I dreamed about a city you designed A second tier city twisted in progressive renewal born from urban theories planned in university towns Standing in its square, I begged for pennies While all around me you built alternative solutions Transit stations and bike paths, brick by universal brick Stop, I said, the city’s taking over, a thing marching on its people But you didn’t listen, and instead talked about a building’s fashion sense The noise became so loud, I stopped talking No one could hear me over the engine roars from buses vying for road space with drivers parked in bus lanes and cars screeching to avoid the bicyclists who were jilting traffic laws On a box, outside your office, I stood in silence with the homeless in Tent City People who had been moved out of sight from tourists in the newly revitalized Inner Harbor “The sky is falling down,” My sign declared, rhetorical, pretentious, designed to catch the rolling eye But no one was watching They were protesting the transit administration over scarcity of its own planners riding the buses They had planned all the routes via downtown making one-way commuter rides two hours long Hedging bets on poverty’s back So I walked along a bike path you had built at the harbor’s edge The river water had turned to stone, and luxury condos were going up for the view Up you moved in the city ranks, working on other cities Just like this one A universal design I went home To a row house near the drug-infested award-winning park While waiting for your answer, I filled my days watching the alley rats Who ate through the concrete patio’s wooden fences that you said would raise the house equity I tried again. Unsatisfied with script neglected, I joined the protestors Those numbered voices against unreasoned legislation, a last resort Finally, you passed me on your way to lunch with the mayor You looked at me, a mere glance, and then I heard The voice of a city dying

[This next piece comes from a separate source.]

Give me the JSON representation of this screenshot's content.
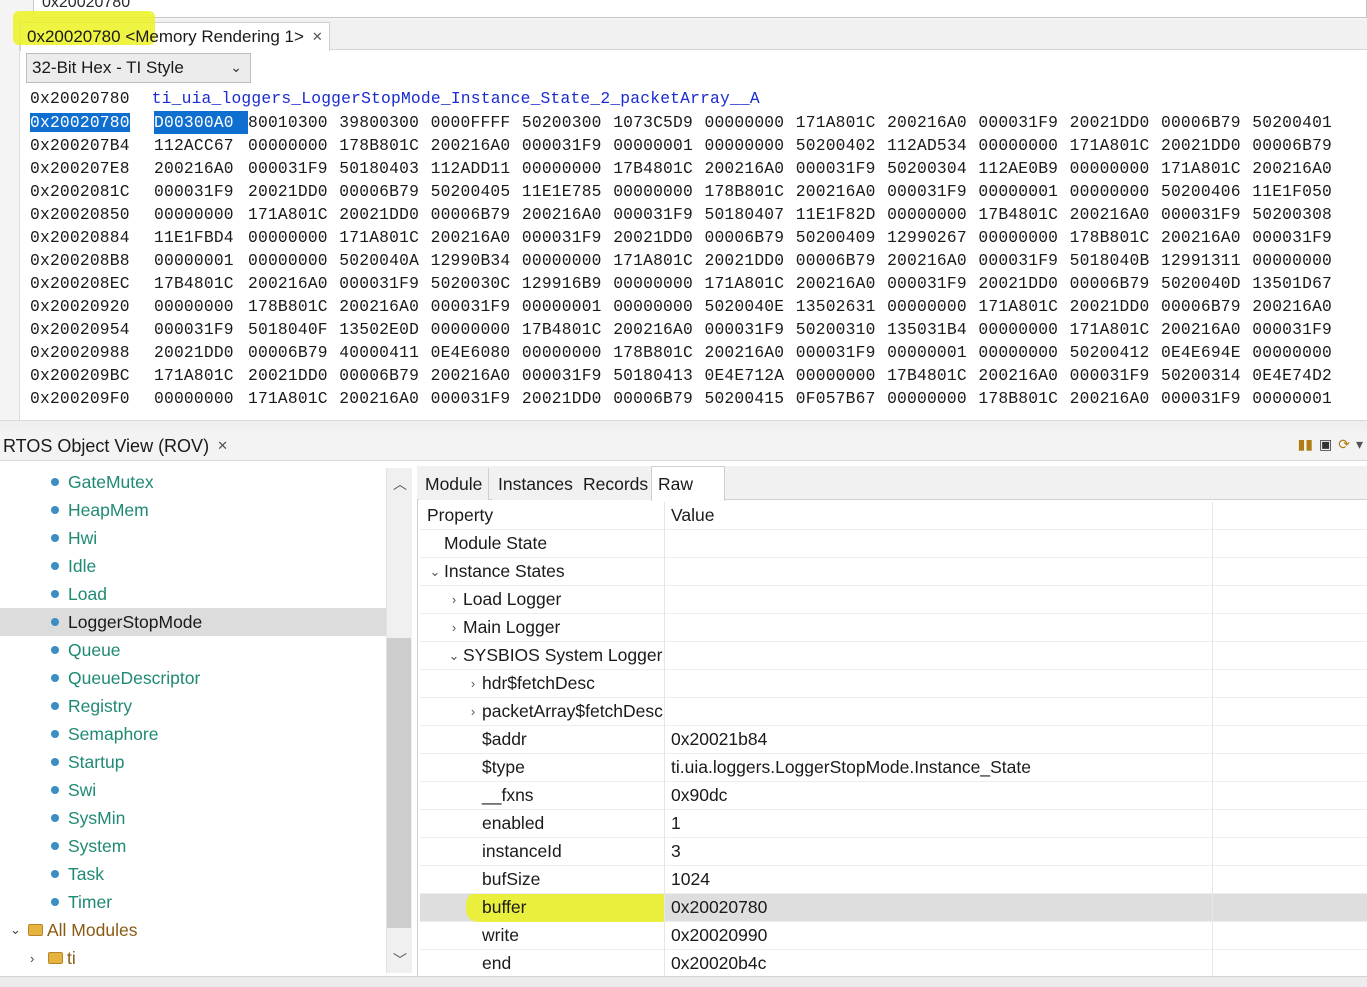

BIO: Heather A Davis is an award-winning writer, spoken word poet (as a member of the 5th Woman Touring Collective), radio show producer / host, budding documentary film-maker, and PhD student. She is a long-standing community activist, and her professional career has been spent working in media / communications, public affairs, and research, both in the US and abroad. Her work has previously appeared in Liquid Imagination, as well as the Knoxville Mercury, American Diversity Report, and the National Academy of Medicine’s Visualize Health Equity project, among others.